Drawing from the other sentence that used att ha öppet, could you say, "Museet har inte öppet än"?
The comments from the sentence about the museum not being open on Mondays indicated that har öppet was the better translation. Is the distinction habitual (i.e., the museum is never open on Mondays) vs. point in time (i.e., it's 9:55 and the museum doesn't open until 10)? Tack!
Yes, exactly. They're not used like that 100 % of the time by natives, but close enough.
Normally yes, but you can place it in the very beginning if you want to stress it:
Än är museet inte öppet.
Note that the verb comes before the noun here because of the V2 rule.
What is the difference between "an" and "annu"? (sorry for lack of diacriticals here!

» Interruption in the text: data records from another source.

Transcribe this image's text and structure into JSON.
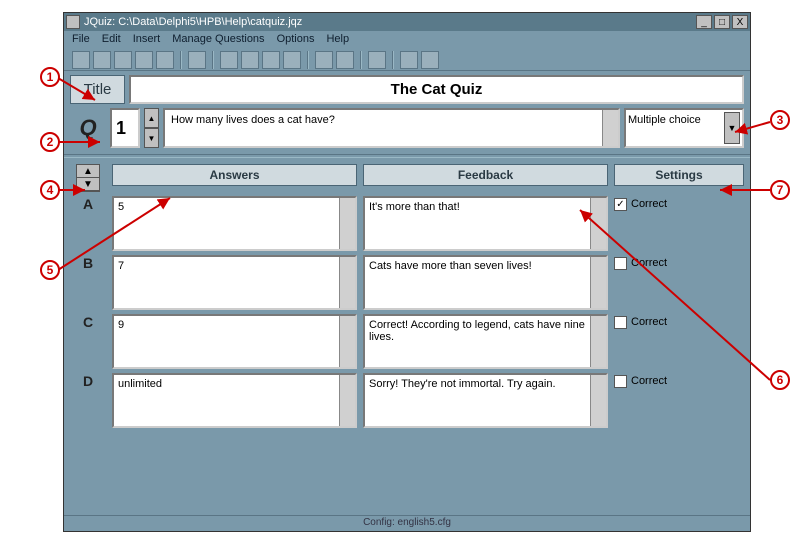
{
  "titlebar": {
    "text": "JQuiz: C:\\Data\\Delphi5\\HPB\\Help\\catquiz.jqz",
    "min": "_",
    "max": "□",
    "close": "X"
  },
  "menu": [
    "File",
    "Edit",
    "Insert",
    "Manage Questions",
    "Options",
    "Help"
  ],
  "labels": {
    "title": "Title",
    "q": "Q",
    "answers": "Answers",
    "feedback": "Feedback",
    "settings": "Settings",
    "correct": "Correct"
  },
  "title_value": "The Cat Quiz",
  "question_number": "1",
  "question_text": "How many lives does a cat have?",
  "question_type": "Multiple choice",
  "rows": [
    {
      "letter": "A",
      "answer": "5",
      "feedback": "It's more than that!",
      "correct": true
    },
    {
      "letter": "B",
      "answer": "7",
      "feedback": "Cats have more than seven lives!",
      "correct": false
    },
    {
      "letter": "C",
      "answer": "9",
      "feedback": "Correct! According to legend, cats have nine lives.",
      "correct": false
    },
    {
      "letter": "D",
      "answer": "unlimited",
      "feedback": "Sorry! They're not immortal. Try again.",
      "correct": false
    }
  ],
  "status": "Config: english5.cfg",
  "callouts": [
    "1",
    "2",
    "3",
    "4",
    "5",
    "6",
    "7"
  ]
}
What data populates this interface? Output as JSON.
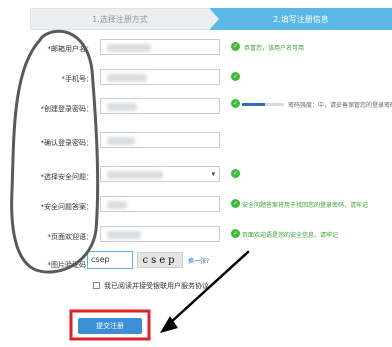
{
  "steps": [
    {
      "label": "1.选择注册方式"
    },
    {
      "label": "2.填写注册信息"
    }
  ],
  "form": {
    "fields": [
      {
        "label": "*邮箱用户名：",
        "hint": "恭喜您，该用户名可用"
      },
      {
        "label": "*手机号：",
        "hint": ""
      },
      {
        "label": "*创建登录密码：",
        "hint": "密码强度：中，请妥善保管您的登录密码"
      },
      {
        "label": "*确认登录密码：",
        "hint": ""
      },
      {
        "label": "*选择安全问题：",
        "hint": ""
      },
      {
        "label": "*安全问题答案：",
        "hint": "安全问题答案将用于找回您的登录密码，请牢记"
      },
      {
        "label": "*页面欢迎语：",
        "hint": "页面欢迎语是您的安全信息，请牢记"
      },
      {
        "label": "*图片验证码：",
        "hint": ""
      }
    ],
    "password_strength": 0.55,
    "select_caret": "▾",
    "captcha": {
      "input_value": "csep",
      "image_text": "csep",
      "refresh_label": "换一张?"
    },
    "agreement_label": "我已阅读并接受银联用户服务协议",
    "submit_label": "提交注册"
  },
  "icons": {
    "ok": "check-circle-icon"
  },
  "colors": {
    "accent": "#5bb7e3",
    "ok": "#42b93a",
    "button": "#3a8fd6",
    "annotation": "#e0202a"
  }
}
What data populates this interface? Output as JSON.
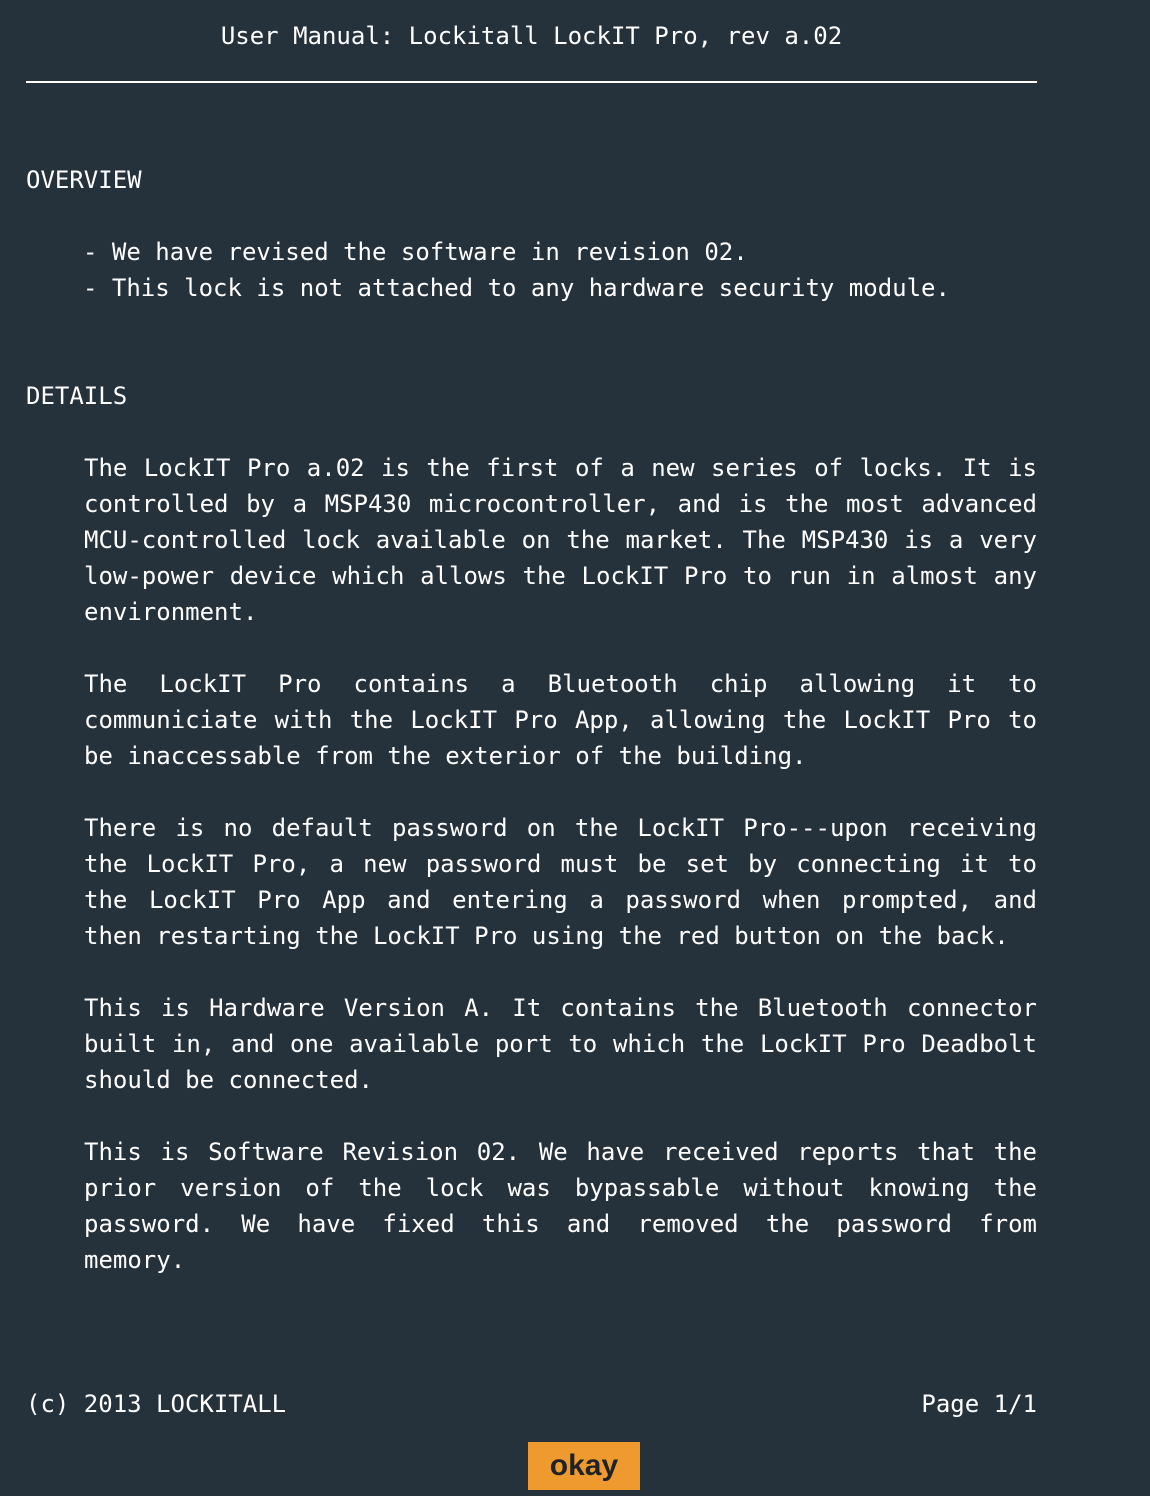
{
  "document": {
    "title": "User Manual: Lockitall LockIT Pro, rev a.02",
    "overview": {
      "heading": "OVERVIEW",
      "bullets": [
        "- We have revised the software in revision 02.",
        "- This lock is not attached to any hardware security module."
      ]
    },
    "details": {
      "heading": "DETAILS",
      "paragraphs": [
        "The LockIT Pro a.02  is the first of a new series  of locks. It is controlled by a  MSP430 microcontroller, and is  the most advanced MCU-controlled lock available on the  market. The MSP430 is a very low-power device which allows the LockIT  Pro to run in almost any environment.",
        "The  LockIT  Pro   contains  a  Bluetooth  chip   allowing  it  to communiciate with the  LockIT Pro App, allowing the  LockIT Pro to be inaccessable from the exterior of the building.",
        "There is  no default password  on the LockIT  Pro---upon receiving the LockIT Pro, a new password must be set by connecting it to the LockIT Pro  App and  entering a password  when prompted,  and then restarting the LockIT Pro using the red button on the back.",
        "This is Hardware  Version A.  It contains  the Bluetooth connector built in, and one available port  to which the LockIT Pro Deadbolt should be connected.",
        "This is  Software Revision 02.  We have received reports  that the prior  version of  the  lock was  bypassable  without knowing  the password. We have fixed this and removed the password from memory."
      ]
    },
    "footer": {
      "copyright": "(c) 2013 LOCKITALL",
      "page": "Page 1/1"
    }
  },
  "actions": {
    "okay_label": "okay"
  },
  "colors": {
    "background": "#26323b",
    "text": "#ffffff",
    "button_accent": "#ef9a2f"
  }
}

Does "museumet" not exist in Swedish because I just learned that "ett museum" means "a museum" or are there two words for museum in Swedish?
Lots of people do say "museumet", but it is more colloquial :). Another odd thing:
If museum is used in a compound word, it becomes musei, for example museichef and museiföremål (boss and object).
Amazing! Where does this i come from? The Latin genitive, or is it just a sound that Swedish adds to some compounds? And as for museumet: in Dutch, the regular plural 'museums' is officially correct, too, though frowned upon by the culturati, who much prefer 'musea'.
I guess it is the Latin genitive, but I don't know of any other examples where it is used in a compound word. (We have many Kristi + something, where Kristi means Christ's though.)